*What you should do*: Your answer must be the full set of records, copied exactly, with no pictures in it.

*Data for this exercise*:
_____
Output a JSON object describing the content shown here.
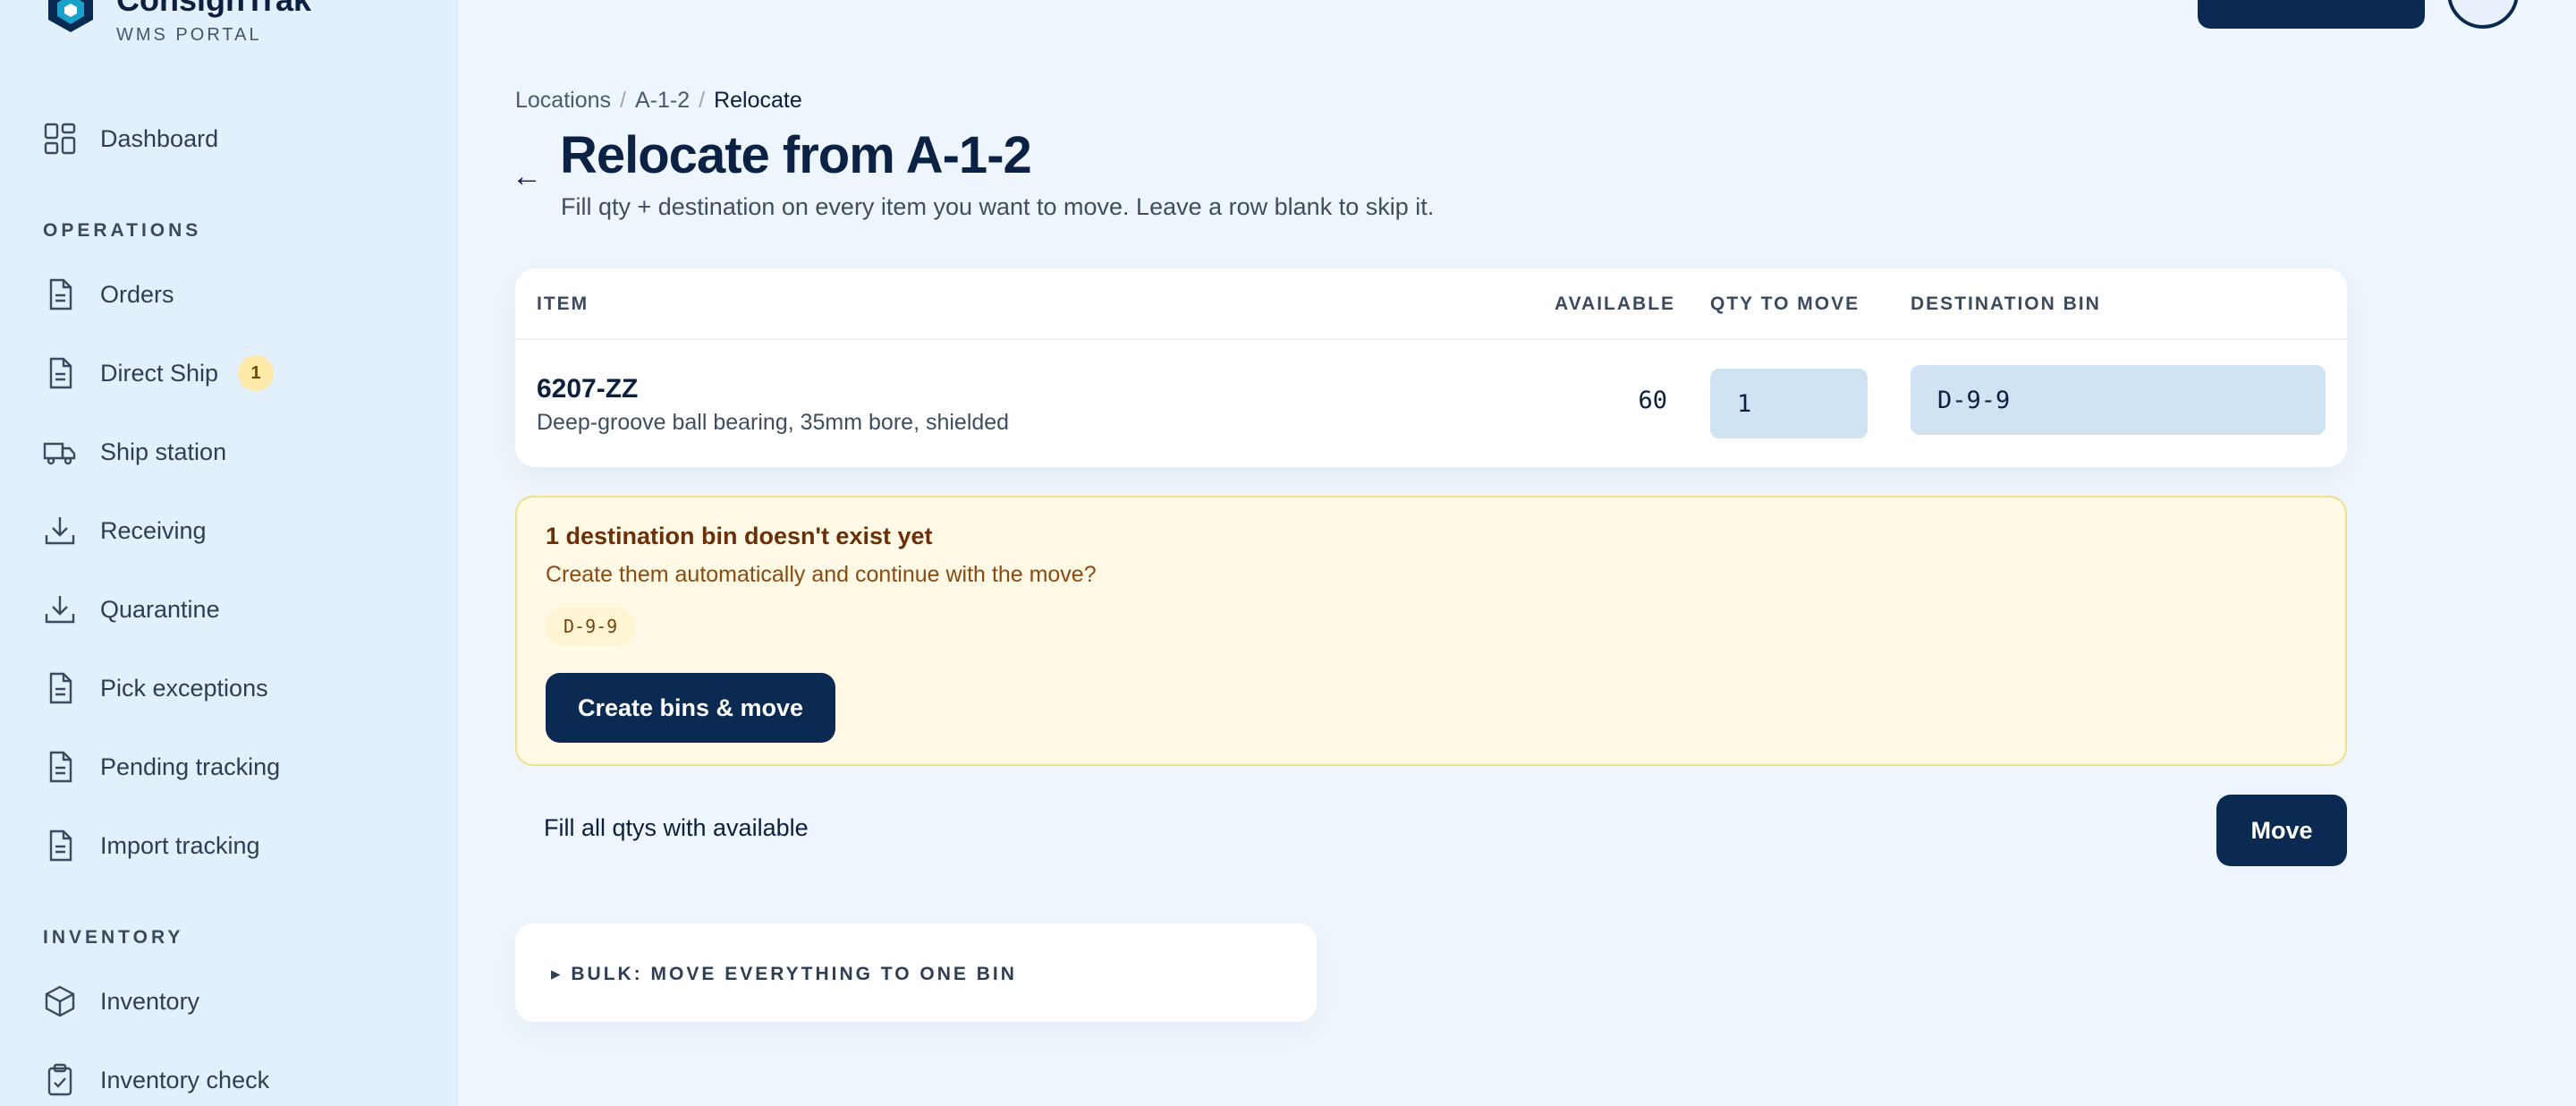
{
  "brand": {
    "name": "ConsignTrak",
    "subtitle": "WMS PORTAL"
  },
  "sidebar": {
    "top_items": [
      {
        "label": "Dashboard",
        "icon": "dashboard-icon"
      }
    ],
    "operations_heading": "OPERATIONS",
    "operations": [
      {
        "label": "Orders",
        "icon": "document-icon"
      },
      {
        "label": "Direct Ship",
        "icon": "document-icon",
        "badge": "1"
      },
      {
        "label": "Ship station",
        "icon": "truck-icon"
      },
      {
        "label": "Receiving",
        "icon": "download-icon"
      },
      {
        "label": "Quarantine",
        "icon": "download-icon"
      },
      {
        "label": "Pick exceptions",
        "icon": "document-icon"
      },
      {
        "label": "Pending tracking",
        "icon": "document-icon"
      },
      {
        "label": "Import tracking",
        "icon": "document-icon"
      }
    ],
    "inventory_heading": "INVENTORY",
    "inventory": [
      {
        "label": "Inventory",
        "icon": "box-icon"
      },
      {
        "label": "Inventory check",
        "icon": "clipboard-check-icon"
      }
    ]
  },
  "breadcrumb": {
    "root": "Locations",
    "location": "A-1-2",
    "current": "Relocate"
  },
  "page": {
    "title": "Relocate from A-1-2",
    "subtitle": "Fill qty + destination on every item you want to move. Leave a row blank to skip it."
  },
  "table": {
    "headers": {
      "item": "ITEM",
      "available": "AVAILABLE",
      "qty": "QTY TO MOVE",
      "destination": "DESTINATION BIN"
    },
    "rows": [
      {
        "code": "6207-ZZ",
        "description": "Deep-groove ball bearing, 35mm bore, shielded",
        "available": "60",
        "qty": "1",
        "destination": "D-9-9"
      }
    ]
  },
  "warning": {
    "title": "1 destination bin doesn't exist yet",
    "text": "Create them automatically and continue with the move?",
    "bins": [
      "D-9-9"
    ],
    "button": "Create bins & move"
  },
  "actions": {
    "fill_all": "Fill all qtys with available",
    "move": "Move"
  },
  "bulk": {
    "label": "▸ BULK: MOVE EVERYTHING TO ONE BIN"
  },
  "colors": {
    "primary": "#0b2a52",
    "warning_bg": "#fff9e5",
    "warning_border": "#f2e08a",
    "sidebar_bg": "#e1f0fb",
    "input_bg": "#cfe3f3"
  }
}
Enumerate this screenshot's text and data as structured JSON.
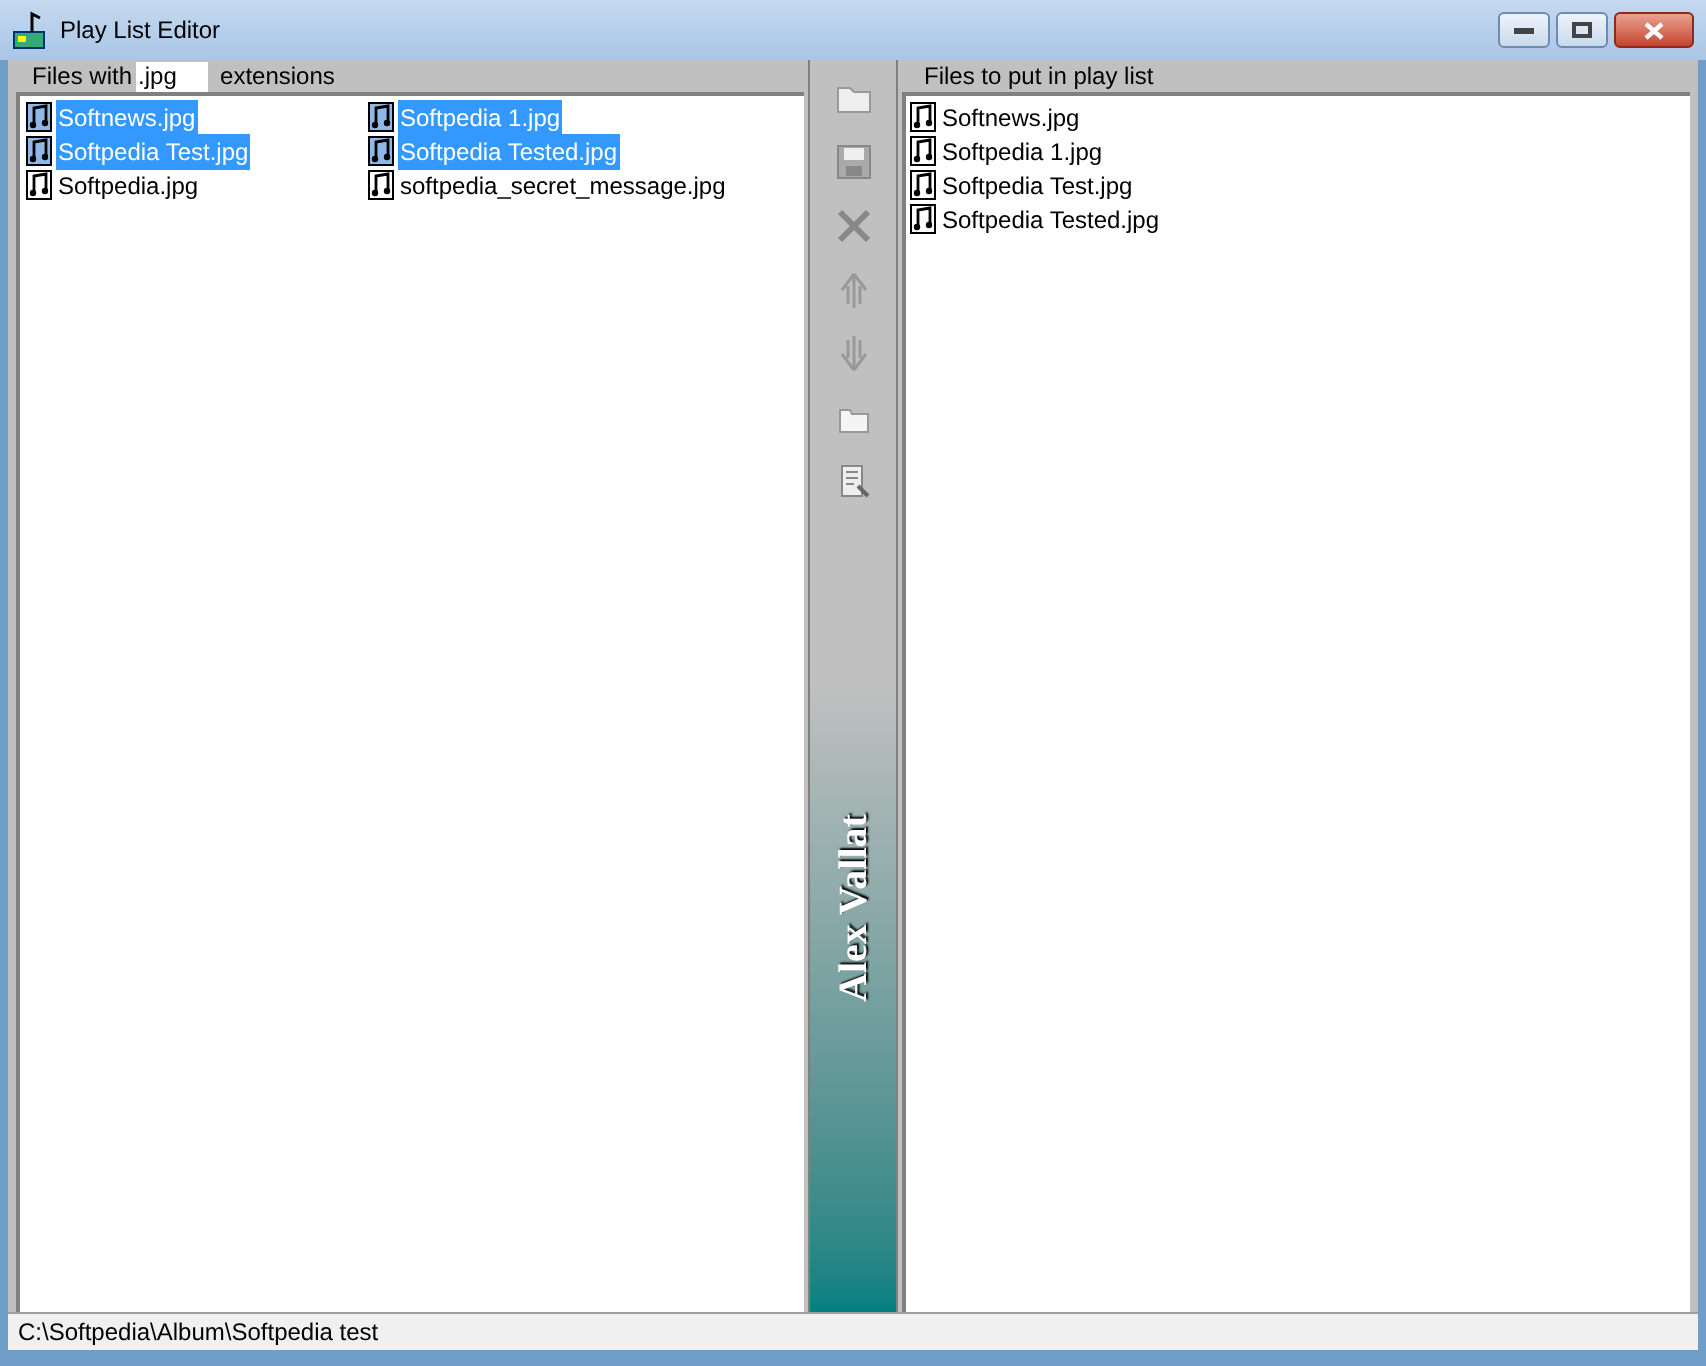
{
  "window": {
    "title": "Play List Editor"
  },
  "filter": {
    "prefix": "Files with",
    "value": ".jpg",
    "suffix": "extensions"
  },
  "files": [
    {
      "name": "Softnews.jpg",
      "selected": true
    },
    {
      "name": "Softpedia Test.jpg",
      "selected": true
    },
    {
      "name": "Softpedia.jpg",
      "selected": false
    },
    {
      "name": "Softpedia 1.jpg",
      "selected": true
    },
    {
      "name": "Softpedia Tested.jpg",
      "selected": true
    },
    {
      "name": "softpedia_secret_message.jpg",
      "selected": false
    }
  ],
  "toolbar": {
    "author": "Alex Vallat"
  },
  "playlist": {
    "title": "Files to put in play list",
    "items": [
      "Softnews.jpg",
      "Softpedia 1.jpg",
      "Softpedia Test.jpg",
      "Softpedia Tested.jpg"
    ]
  },
  "status_bar": "C:\\Softpedia\\Album\\Softpedia test"
}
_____
*Your response*:
Output a JSON object describing the content shown here.
{
  "brand": {
    "name": "ConsignTrak",
    "subtitle": "WMS PORTAL"
  },
  "sidebar": {
    "top_items": [
      {
        "label": "Dashboard",
        "icon": "dashboard-icon"
      }
    ],
    "operations_heading": "OPERATIONS",
    "operations": [
      {
        "label": "Orders",
        "icon": "document-icon"
      },
      {
        "label": "Direct Ship",
        "icon": "document-icon",
        "badge": "1"
      },
      {
        "label": "Ship station",
        "icon": "truck-icon"
      },
      {
        "label": "Receiving",
        "icon": "download-icon"
      },
      {
        "label": "Quarantine",
        "icon": "download-icon"
      },
      {
        "label": "Pick exceptions",
        "icon": "document-icon"
      },
      {
        "label": "Pending tracking",
        "icon": "document-icon"
      },
      {
        "label": "Import tracking",
        "icon": "document-icon"
      }
    ],
    "inventory_heading": "INVENTORY",
    "inventory": [
      {
        "label": "Inventory",
        "icon": "box-icon"
      },
      {
        "label": "Inventory check",
        "icon": "clipboard-check-icon"
      }
    ]
  },
  "breadcrumb": {
    "root": "Locations",
    "location": "A-1-2",
    "current": "Relocate"
  },
  "page": {
    "title": "Relocate from A-1-2",
    "subtitle": "Fill qty + destination on every item you want to move. Leave a row blank to skip it."
  },
  "table": {
    "headers": {
      "item": "ITEM",
      "available": "AVAILABLE",
      "qty": "QTY TO MOVE",
      "destination": "DESTINATION BIN"
    },
    "rows": [
      {
        "code": "6207-ZZ",
        "description": "Deep-groove ball bearing, 35mm bore, shielded",
        "available": "60",
        "qty": "1",
        "destination": "D-9-9"
      }
    ]
  },
  "warning": {
    "title": "1 destination bin doesn't exist yet",
    "text": "Create them automatically and continue with the move?",
    "bins": [
      "D-9-9"
    ],
    "button": "Create bins & move"
  },
  "actions": {
    "fill_all": "Fill all qtys with available",
    "move": "Move"
  },
  "bulk": {
    "label": "▸ BULK: MOVE EVERYTHING TO ONE BIN"
  },
  "colors": {
    "primary": "#0b2a52",
    "warning_bg": "#fff9e5",
    "warning_border": "#f2e08a",
    "sidebar_bg": "#e1f0fb",
    "input_bg": "#cfe3f3"
  }
}
Enumerate this screenshot's text and data as structured JSON.
{
  "window": {
    "title": "Play List Editor"
  },
  "filter": {
    "prefix": "Files with",
    "value": ".jpg",
    "suffix": "extensions"
  },
  "files": [
    {
      "name": "Softnews.jpg",
      "selected": true
    },
    {
      "name": "Softpedia Test.jpg",
      "selected": true
    },
    {
      "name": "Softpedia.jpg",
      "selected": false
    },
    {
      "name": "Softpedia 1.jpg",
      "selected": true
    },
    {
      "name": "Softpedia Tested.jpg",
      "selected": true
    },
    {
      "name": "softpedia_secret_message.jpg",
      "selected": false
    }
  ],
  "toolbar": {
    "author": "Alex Vallat"
  },
  "playlist": {
    "title": "Files to put in play list",
    "items": [
      "Softnews.jpg",
      "Softpedia 1.jpg",
      "Softpedia Test.jpg",
      "Softpedia Tested.jpg"
    ]
  },
  "status_bar": "C:\\Softpedia\\Album\\Softpedia test"
}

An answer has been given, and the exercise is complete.